As the days get longer and brighter, that old last-day-of-school itch returns and we all begin looking longingly out of our office windows. Adulthood may mean fewer long days wandering the woods, but – with a little planning – it can also mean realizing boyhood fantasies. A few connecting flights (or just a short drive) later, adventurers can spend June jumping off Utah's mesas, July horseback riding the Canadian Rockies, and August hitting the Southern Hemisphere's slopes. This is our comprehensive guide to wringing the very last drop of excitement (and adrenaline) out of the summer months.
Spend an alien night on fantasy island.
The tribal villages that dot the steamy forests of Flores Island still fit the descriptions explorer Alfred Russell Wallace scribbled in his notebook during his seminal 19th-century journey to this ecological spectacle. Unlike its more famous neighbors Bali and Lombok, Flores is more famous for its proliferation of unique species than for its selection of beaches: In 2003, the island became the object of international attention after the discovery of remains of extremely tiny ancient humans, dubbed hobbits, in a jungle cave.
The hobbits are part and parcel of the sheer ecological strangeness that is Flores, which is also home to dragons (of the Komodo variety) and primordial forests thick with clouds and mystery. But the natural world isn't the only fantasy. The Manggarai people, a local tribe, have built their cone-shaped "mbaru niang" houses, alien constructions of palm fibers and wood, into a remote village. The surreal town of Wae Rebo offers visitors a chance to bed down in one of the world's strangest ecosystems after hiking three hours through jungle.

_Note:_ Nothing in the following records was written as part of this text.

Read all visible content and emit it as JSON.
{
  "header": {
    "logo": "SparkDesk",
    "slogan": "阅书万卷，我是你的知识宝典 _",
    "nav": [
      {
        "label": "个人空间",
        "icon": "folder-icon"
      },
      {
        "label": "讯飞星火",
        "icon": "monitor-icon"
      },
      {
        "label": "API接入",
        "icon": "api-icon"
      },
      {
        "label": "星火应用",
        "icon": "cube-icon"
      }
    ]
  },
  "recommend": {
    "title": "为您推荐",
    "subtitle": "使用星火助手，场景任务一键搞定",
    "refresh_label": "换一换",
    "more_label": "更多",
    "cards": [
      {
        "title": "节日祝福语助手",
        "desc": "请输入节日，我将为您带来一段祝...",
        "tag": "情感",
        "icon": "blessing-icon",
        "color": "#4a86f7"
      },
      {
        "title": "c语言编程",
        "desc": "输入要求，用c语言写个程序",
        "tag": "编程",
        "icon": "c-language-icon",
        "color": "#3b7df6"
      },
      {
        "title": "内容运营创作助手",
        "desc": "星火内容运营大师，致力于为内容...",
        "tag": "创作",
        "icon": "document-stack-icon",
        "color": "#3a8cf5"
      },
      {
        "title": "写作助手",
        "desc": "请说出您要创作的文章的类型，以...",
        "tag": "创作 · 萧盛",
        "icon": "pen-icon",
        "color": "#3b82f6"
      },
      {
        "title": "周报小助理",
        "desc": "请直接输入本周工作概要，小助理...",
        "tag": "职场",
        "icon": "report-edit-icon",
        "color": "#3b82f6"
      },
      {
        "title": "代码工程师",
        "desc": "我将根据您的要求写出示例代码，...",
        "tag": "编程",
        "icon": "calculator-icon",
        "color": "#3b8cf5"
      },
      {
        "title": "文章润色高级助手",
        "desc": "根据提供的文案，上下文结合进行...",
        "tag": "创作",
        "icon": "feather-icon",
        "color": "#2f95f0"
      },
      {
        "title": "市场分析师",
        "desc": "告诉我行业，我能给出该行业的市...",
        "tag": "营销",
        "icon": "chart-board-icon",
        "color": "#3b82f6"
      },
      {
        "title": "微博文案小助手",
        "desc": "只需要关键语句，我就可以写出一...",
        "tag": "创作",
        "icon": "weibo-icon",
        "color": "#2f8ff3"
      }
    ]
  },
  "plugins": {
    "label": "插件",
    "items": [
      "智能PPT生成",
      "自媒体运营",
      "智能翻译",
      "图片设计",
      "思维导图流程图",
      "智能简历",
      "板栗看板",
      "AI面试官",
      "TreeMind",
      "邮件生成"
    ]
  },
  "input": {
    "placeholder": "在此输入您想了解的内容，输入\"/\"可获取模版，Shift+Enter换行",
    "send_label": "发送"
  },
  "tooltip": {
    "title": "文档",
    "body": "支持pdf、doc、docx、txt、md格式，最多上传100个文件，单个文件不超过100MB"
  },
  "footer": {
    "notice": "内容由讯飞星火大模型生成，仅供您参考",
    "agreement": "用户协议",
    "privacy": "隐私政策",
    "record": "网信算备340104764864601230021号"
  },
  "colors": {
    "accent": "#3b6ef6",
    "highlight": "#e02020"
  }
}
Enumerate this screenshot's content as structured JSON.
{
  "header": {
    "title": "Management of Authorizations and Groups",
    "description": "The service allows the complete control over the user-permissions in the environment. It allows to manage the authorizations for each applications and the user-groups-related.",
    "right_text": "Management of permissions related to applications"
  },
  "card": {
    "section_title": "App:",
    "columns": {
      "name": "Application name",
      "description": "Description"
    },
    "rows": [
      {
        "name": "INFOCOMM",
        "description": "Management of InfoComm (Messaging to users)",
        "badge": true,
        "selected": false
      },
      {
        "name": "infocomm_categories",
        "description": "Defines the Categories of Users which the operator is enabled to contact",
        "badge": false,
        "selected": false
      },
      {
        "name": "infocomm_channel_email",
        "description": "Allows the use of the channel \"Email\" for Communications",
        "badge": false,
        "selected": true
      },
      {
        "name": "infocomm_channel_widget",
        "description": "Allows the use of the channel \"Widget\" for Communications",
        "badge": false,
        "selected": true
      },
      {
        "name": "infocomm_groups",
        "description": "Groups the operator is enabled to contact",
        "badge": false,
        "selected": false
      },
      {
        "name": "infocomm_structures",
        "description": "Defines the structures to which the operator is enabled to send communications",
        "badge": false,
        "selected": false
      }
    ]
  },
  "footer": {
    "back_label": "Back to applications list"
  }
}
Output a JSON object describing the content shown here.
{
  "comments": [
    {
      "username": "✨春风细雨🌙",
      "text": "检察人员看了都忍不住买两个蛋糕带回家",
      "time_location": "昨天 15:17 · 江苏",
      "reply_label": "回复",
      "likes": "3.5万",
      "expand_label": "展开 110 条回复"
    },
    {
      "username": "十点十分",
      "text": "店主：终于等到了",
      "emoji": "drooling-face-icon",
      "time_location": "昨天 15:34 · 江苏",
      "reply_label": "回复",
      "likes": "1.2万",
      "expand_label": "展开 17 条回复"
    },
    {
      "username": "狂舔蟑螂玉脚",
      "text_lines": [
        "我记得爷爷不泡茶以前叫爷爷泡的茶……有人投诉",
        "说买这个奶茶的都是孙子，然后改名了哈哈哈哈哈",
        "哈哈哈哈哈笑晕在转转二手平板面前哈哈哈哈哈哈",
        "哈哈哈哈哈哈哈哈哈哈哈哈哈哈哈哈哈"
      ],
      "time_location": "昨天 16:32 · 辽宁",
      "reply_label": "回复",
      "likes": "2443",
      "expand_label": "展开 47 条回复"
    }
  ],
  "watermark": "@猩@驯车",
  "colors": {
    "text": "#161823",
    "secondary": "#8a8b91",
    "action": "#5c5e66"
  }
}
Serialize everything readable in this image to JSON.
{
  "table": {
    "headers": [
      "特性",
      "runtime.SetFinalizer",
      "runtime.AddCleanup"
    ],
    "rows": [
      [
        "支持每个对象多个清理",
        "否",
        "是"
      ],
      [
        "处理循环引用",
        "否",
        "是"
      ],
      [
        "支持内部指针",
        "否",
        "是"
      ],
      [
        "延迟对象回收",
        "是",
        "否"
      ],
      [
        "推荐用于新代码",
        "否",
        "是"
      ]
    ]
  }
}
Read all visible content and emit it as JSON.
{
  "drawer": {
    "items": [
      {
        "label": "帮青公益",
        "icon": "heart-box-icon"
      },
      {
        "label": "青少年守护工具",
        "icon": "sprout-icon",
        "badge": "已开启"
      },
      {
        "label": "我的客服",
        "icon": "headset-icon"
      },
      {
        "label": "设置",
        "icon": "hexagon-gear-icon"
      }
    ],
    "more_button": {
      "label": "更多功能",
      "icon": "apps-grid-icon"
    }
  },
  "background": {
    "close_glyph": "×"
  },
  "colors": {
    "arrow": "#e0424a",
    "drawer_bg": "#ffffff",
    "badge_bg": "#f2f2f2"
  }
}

The mountain views are bracing and the Manggarai – both men and women dressed in the distinctive and colorful "ikat" sarongs of Flores – are worth a second glance. They chase chickens and children around the grassy lawns between the drum houses of the village and work in nearby taro and coffee fields beneath clouds of massive butterflies. In contrast to Labuan Bajo, the nearest major city, which has embraced tourism by attempting to ape nearby Bali's branding strategies, Wae Rebo is the same as it ever was. Water flows through the caverns underground.
Travelers hiking into this forest need to be fit and decked out in closed-toe shoes to make the uphill climb that local octogenarians make with ease; guides are an absolute must. Paths are confusing and can rapidly become a labyrinth. The problem with living in a fantasy is how difficult it can be to find a way out.
More information: Getting to Wae Rebo is necessarily involved. The best system is to rent a car in Labuan Bajo and drive toward the forest with a guide who can locate both the trailhead and has relationships with local leaders. Call Leonardus Nyoman at +628123662110.
Credit: Faine Greenwood